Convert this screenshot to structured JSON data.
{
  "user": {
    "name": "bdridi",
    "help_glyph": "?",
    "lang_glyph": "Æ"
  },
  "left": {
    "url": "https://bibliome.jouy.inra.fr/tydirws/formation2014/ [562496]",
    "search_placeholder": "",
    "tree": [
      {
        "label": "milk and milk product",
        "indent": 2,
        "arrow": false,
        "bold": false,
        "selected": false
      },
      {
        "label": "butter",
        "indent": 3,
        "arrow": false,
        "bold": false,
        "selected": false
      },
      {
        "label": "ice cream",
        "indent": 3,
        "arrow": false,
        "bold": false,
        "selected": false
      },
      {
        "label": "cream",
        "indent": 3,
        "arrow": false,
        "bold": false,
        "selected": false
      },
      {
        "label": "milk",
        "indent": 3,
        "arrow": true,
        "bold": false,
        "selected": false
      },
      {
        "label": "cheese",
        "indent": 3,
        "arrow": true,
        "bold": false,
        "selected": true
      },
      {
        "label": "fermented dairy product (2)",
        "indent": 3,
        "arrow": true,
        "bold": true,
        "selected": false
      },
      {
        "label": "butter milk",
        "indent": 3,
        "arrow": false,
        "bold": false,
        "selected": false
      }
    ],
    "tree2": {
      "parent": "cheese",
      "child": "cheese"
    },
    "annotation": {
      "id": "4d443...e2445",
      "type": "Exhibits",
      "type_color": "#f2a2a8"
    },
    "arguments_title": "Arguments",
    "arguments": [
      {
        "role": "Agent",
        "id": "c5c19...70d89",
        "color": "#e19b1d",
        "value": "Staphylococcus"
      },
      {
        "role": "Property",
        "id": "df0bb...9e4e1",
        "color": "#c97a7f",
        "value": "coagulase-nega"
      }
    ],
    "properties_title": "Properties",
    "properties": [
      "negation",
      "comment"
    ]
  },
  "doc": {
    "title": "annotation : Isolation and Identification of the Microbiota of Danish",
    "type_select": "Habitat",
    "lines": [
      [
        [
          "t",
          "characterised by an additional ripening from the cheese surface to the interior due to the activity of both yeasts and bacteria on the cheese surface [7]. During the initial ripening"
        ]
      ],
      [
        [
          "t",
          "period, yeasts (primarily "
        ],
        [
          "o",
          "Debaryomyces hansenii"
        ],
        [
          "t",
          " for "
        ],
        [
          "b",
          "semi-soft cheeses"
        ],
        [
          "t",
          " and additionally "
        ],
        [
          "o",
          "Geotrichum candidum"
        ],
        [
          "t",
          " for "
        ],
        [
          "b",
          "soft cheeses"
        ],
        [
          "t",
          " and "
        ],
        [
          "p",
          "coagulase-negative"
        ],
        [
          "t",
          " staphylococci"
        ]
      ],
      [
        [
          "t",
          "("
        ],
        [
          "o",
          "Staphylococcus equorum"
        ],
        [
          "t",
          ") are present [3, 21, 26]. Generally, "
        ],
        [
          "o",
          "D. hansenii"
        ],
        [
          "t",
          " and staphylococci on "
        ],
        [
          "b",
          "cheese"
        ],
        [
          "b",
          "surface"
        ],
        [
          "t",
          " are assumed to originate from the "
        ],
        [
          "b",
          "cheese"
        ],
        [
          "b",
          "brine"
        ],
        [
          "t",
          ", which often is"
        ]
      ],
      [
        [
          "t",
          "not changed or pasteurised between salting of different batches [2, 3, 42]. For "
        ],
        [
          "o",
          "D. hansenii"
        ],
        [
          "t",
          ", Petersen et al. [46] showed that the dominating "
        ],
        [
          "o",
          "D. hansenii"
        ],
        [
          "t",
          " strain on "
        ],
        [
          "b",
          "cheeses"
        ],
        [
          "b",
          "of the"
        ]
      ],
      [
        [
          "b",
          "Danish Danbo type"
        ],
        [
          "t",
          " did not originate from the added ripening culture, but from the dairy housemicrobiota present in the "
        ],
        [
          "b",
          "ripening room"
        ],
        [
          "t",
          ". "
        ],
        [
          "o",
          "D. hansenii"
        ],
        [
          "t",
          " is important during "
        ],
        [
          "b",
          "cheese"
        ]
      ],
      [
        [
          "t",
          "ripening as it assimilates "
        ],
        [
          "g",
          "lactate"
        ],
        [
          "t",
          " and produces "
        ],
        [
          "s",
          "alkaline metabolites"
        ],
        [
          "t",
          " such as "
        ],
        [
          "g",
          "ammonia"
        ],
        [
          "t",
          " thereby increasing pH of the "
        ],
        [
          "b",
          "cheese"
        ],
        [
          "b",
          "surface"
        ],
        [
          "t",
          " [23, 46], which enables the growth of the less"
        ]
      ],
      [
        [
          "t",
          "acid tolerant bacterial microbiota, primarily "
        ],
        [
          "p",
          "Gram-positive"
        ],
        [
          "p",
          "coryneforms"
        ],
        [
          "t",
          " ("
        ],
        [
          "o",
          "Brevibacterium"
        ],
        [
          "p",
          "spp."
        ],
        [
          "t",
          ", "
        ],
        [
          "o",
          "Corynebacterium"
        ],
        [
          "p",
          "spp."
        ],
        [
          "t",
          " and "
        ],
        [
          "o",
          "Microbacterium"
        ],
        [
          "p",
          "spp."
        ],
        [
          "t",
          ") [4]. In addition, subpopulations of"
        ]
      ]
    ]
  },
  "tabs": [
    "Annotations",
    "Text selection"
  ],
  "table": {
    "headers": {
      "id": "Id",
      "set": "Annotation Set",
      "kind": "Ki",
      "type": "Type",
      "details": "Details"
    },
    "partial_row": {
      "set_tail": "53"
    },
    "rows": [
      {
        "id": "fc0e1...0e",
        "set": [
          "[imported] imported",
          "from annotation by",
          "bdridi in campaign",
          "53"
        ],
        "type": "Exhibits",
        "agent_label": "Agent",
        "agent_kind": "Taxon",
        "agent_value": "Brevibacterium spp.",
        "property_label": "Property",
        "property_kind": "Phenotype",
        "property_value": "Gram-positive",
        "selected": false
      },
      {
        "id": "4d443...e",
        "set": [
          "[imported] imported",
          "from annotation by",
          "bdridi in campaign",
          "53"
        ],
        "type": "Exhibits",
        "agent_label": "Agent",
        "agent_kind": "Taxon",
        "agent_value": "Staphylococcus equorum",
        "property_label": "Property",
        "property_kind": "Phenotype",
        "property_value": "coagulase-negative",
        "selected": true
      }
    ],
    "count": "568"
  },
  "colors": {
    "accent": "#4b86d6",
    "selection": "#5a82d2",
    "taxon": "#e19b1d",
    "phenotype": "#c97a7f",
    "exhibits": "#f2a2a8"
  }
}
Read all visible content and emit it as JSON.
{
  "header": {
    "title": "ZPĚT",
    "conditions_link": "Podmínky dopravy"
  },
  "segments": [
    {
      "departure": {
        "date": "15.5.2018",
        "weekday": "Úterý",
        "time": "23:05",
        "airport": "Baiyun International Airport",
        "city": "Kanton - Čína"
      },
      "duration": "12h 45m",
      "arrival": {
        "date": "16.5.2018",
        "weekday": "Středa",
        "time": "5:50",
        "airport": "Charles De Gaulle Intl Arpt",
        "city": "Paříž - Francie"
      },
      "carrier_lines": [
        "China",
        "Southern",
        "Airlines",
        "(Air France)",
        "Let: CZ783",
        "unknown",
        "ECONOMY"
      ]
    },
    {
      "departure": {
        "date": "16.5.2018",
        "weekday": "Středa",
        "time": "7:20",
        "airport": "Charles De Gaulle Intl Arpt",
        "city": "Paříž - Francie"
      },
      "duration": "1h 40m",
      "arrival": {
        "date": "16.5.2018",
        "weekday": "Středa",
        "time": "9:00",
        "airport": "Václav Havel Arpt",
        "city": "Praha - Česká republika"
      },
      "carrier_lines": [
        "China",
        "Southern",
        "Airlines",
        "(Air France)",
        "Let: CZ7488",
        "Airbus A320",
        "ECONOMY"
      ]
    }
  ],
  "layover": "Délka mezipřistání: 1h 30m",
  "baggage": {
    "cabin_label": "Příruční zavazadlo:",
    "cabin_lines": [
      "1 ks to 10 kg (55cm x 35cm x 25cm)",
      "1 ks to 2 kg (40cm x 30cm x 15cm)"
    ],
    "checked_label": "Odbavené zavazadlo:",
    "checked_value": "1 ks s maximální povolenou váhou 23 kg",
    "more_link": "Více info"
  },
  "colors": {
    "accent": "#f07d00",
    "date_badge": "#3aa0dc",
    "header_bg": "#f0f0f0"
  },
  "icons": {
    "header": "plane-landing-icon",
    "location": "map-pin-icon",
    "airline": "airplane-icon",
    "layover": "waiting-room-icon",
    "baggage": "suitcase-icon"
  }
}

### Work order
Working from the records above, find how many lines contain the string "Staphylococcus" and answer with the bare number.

### Task result
3